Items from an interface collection
------------------------------------

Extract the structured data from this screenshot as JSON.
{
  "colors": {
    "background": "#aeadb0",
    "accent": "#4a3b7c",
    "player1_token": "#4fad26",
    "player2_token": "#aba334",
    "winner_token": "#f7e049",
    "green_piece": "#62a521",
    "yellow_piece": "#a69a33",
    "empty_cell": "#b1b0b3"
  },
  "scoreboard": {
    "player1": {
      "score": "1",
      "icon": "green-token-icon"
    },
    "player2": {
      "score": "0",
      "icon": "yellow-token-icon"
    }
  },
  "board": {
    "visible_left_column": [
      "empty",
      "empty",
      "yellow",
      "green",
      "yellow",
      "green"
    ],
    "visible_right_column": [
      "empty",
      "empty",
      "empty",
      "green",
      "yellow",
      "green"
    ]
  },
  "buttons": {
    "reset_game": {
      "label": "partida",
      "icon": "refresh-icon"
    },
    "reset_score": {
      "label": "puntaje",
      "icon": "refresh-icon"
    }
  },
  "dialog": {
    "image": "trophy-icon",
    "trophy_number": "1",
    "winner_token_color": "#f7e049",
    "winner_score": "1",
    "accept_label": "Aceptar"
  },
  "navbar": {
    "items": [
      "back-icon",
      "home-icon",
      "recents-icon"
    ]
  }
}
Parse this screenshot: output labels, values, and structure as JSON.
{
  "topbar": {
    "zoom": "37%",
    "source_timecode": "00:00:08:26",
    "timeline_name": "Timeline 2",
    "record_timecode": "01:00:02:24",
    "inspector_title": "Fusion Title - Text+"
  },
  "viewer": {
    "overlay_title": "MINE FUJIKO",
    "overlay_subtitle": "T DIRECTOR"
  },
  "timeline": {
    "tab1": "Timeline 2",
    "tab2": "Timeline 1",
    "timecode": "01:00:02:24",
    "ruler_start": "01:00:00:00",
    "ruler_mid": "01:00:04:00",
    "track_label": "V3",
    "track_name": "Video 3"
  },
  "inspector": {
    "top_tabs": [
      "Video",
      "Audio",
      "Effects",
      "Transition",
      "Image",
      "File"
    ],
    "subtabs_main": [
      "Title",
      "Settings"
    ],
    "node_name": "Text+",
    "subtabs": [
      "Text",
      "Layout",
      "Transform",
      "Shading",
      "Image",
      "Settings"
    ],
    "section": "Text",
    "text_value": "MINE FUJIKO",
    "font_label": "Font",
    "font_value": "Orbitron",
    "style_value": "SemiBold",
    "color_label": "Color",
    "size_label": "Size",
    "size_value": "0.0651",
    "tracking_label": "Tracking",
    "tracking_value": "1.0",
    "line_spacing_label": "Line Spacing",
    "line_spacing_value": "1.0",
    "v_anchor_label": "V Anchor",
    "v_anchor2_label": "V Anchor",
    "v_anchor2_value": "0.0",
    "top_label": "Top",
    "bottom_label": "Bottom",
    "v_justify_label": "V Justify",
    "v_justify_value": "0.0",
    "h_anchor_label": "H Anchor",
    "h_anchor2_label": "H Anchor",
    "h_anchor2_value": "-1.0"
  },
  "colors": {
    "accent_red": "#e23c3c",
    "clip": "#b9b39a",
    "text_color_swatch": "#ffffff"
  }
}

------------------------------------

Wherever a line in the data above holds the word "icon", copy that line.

== SOLUTION TO THE PROBLEM ==
      "icon": "green-token-icon"
      "icon": "yellow-token-icon"
      "icon": "refresh-icon"
      "icon": "refresh-icon"
    "image": "trophy-icon",
      "back-icon",
      "home-icon",
      "recents-icon"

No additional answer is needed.